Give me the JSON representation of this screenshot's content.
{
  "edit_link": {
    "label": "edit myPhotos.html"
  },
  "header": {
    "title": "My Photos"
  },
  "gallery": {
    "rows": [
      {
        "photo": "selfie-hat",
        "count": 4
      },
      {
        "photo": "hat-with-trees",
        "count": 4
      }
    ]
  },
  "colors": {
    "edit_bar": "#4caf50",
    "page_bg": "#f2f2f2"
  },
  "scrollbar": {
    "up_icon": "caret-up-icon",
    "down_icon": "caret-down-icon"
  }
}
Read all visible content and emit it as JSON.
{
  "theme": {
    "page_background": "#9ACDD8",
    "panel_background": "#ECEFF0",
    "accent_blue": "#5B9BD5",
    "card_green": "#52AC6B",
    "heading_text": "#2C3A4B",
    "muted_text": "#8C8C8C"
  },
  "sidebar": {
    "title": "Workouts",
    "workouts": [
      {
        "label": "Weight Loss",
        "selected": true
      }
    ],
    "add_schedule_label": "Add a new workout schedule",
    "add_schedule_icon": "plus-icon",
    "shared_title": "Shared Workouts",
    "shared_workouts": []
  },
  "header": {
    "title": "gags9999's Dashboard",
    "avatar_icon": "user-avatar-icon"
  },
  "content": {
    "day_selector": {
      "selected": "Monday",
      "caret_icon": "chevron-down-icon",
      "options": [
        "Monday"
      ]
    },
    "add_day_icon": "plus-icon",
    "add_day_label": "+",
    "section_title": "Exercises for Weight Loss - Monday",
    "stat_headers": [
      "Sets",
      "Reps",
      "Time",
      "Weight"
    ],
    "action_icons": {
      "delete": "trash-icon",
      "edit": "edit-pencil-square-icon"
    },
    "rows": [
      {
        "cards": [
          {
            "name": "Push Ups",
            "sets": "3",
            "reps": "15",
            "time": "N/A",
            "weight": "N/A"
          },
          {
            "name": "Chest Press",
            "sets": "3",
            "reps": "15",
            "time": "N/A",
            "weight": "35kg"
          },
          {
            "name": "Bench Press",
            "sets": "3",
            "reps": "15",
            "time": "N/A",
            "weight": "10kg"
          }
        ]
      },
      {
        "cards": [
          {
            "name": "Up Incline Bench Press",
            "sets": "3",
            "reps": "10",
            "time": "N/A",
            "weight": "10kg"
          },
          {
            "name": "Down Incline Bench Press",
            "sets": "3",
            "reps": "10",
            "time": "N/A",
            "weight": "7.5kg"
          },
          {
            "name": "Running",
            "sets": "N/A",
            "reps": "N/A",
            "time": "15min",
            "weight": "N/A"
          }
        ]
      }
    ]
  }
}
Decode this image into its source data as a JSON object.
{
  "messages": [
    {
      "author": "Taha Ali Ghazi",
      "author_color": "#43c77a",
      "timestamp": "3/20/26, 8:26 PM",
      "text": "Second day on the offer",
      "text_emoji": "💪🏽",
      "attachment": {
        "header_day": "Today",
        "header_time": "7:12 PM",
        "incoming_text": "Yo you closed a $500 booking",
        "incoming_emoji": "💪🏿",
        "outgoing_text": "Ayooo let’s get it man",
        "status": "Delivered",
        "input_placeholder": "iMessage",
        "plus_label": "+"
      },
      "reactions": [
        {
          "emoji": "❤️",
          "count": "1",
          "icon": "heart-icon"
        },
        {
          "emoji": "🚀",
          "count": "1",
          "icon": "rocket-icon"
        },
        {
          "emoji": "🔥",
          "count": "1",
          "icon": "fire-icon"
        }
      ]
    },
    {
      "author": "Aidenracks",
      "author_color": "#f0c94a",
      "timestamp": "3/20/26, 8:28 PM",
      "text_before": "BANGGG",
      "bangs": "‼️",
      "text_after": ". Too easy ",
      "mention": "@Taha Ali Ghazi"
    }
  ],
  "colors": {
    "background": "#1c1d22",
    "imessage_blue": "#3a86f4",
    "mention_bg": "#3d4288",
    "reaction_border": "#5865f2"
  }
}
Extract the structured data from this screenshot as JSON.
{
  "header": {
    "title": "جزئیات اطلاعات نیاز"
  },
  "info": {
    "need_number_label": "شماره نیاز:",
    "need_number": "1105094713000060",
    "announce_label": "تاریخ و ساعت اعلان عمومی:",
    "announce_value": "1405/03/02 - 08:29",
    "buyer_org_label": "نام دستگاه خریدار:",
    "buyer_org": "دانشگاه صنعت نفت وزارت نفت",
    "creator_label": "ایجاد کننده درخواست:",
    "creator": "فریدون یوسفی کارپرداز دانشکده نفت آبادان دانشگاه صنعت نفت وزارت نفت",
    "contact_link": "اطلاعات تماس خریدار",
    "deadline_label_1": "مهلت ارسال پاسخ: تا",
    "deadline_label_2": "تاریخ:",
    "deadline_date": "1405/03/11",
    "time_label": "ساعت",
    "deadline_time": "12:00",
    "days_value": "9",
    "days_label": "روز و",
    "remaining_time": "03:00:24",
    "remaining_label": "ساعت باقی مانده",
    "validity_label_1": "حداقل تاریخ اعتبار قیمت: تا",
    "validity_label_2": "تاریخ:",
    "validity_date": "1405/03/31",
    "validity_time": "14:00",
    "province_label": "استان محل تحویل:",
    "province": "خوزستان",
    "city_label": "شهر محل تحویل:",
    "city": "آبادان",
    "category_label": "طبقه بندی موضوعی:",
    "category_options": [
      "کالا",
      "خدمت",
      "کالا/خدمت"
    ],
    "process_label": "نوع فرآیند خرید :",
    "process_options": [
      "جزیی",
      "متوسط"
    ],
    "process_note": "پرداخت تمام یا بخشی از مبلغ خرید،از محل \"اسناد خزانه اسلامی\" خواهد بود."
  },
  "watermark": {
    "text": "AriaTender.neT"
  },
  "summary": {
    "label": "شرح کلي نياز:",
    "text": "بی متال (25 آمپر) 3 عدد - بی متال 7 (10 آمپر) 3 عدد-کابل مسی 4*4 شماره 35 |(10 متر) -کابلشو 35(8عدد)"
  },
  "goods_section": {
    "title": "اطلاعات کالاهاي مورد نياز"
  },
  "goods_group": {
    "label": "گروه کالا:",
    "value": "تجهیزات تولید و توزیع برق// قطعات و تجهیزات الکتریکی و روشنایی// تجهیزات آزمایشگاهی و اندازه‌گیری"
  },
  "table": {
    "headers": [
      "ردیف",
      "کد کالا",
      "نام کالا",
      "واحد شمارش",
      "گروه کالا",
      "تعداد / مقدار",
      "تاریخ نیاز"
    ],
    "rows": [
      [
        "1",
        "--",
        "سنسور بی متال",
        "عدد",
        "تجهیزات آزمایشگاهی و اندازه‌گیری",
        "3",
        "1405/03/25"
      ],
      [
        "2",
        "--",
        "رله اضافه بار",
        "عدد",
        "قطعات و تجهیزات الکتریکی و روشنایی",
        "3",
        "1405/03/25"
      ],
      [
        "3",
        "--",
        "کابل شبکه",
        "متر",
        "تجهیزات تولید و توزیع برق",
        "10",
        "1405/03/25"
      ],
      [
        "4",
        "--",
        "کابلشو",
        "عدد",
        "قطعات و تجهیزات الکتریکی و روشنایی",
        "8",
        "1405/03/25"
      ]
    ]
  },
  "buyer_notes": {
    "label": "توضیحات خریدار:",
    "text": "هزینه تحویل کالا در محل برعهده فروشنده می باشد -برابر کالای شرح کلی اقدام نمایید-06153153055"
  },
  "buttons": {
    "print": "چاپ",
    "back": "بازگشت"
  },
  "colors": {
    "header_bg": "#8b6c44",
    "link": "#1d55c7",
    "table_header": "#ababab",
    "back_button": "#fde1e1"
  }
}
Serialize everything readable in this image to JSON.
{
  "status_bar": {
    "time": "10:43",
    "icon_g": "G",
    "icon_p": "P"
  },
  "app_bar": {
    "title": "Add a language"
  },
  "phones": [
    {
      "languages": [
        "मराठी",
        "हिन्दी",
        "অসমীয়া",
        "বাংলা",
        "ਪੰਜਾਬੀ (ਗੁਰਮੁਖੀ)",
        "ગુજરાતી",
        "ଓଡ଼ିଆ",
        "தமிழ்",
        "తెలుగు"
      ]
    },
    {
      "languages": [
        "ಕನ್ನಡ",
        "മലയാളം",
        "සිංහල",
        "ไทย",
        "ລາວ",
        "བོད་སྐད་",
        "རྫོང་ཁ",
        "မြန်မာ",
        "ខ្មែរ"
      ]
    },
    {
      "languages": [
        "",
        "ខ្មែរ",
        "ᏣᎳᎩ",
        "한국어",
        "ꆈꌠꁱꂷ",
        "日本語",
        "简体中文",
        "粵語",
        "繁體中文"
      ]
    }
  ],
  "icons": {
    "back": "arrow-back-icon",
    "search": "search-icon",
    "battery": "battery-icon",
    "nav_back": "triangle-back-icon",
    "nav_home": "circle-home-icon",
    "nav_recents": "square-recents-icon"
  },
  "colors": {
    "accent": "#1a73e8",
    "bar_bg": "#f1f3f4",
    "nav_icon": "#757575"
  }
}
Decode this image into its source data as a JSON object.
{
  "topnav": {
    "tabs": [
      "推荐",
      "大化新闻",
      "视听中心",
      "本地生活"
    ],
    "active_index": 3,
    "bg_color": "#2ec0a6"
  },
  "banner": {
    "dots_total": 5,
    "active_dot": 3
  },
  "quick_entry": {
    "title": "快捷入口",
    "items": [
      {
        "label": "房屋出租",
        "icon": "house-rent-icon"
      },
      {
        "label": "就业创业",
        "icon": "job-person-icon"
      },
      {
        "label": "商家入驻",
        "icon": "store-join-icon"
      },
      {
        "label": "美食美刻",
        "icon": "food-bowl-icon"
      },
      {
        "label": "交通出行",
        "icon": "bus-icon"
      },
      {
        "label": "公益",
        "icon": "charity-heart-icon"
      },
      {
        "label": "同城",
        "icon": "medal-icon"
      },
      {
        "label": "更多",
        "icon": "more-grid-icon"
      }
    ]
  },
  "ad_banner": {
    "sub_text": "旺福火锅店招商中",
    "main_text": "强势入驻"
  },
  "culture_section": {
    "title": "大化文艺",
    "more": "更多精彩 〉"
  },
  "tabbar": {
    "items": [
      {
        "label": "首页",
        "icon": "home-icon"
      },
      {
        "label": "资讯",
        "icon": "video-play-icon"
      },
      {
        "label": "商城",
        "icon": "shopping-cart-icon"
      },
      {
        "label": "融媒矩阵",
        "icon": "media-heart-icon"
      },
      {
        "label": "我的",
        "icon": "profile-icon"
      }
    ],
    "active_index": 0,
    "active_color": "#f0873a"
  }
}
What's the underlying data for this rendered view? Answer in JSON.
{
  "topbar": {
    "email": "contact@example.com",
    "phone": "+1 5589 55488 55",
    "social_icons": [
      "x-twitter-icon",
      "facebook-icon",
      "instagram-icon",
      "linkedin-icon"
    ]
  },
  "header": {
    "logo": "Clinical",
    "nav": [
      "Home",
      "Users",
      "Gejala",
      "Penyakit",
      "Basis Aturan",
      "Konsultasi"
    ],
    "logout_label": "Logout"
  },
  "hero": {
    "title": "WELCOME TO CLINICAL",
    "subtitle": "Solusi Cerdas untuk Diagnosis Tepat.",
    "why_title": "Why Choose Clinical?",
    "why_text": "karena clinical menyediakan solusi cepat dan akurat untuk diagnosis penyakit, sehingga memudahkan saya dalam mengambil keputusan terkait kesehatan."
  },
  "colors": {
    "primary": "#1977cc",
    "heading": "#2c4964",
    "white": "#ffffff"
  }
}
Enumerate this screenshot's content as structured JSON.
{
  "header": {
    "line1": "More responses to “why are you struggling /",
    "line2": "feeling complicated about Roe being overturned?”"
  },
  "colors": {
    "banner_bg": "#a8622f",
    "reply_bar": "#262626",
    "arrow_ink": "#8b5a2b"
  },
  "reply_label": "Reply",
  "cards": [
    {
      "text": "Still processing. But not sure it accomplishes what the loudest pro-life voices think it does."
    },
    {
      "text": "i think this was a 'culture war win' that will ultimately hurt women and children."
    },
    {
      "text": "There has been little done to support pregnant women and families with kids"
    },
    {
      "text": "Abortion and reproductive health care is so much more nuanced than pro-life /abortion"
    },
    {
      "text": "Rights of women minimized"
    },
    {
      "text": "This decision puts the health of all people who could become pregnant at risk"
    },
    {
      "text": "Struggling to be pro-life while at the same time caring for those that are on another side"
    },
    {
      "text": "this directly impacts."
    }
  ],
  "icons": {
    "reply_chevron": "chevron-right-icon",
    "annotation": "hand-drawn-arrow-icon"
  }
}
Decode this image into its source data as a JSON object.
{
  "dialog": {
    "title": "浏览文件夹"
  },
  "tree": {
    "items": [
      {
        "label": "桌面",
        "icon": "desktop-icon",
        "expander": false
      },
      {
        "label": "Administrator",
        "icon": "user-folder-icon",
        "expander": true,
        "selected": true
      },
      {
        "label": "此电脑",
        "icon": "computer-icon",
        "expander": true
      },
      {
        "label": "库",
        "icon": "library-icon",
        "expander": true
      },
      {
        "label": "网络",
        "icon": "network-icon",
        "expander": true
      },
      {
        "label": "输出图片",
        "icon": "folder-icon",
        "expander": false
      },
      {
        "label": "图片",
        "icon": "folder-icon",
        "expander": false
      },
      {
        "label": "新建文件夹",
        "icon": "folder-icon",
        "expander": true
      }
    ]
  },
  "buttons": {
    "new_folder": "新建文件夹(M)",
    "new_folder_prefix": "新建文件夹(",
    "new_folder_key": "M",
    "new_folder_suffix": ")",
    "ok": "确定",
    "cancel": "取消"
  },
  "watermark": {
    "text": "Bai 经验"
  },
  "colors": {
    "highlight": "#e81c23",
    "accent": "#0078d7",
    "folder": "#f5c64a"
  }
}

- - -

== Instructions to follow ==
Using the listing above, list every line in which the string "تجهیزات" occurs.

== Exercise result ==
    "value": "تجهیزات تولید و توزیع برق// قطعات و تجهیزات الکتریکی و روشنایی// تجهیزات آزمایشگاهی و اندازه‌گیری"
        "تجهیزات آزمایشگاهی و اندازه‌گیری",
        "قطعات و تجهیزات الکتریکی و روشنایی",
        "تجهیزات تولید و توزیع برق",
        "قطعات و تجهیزات الکتریکی و روشنایی",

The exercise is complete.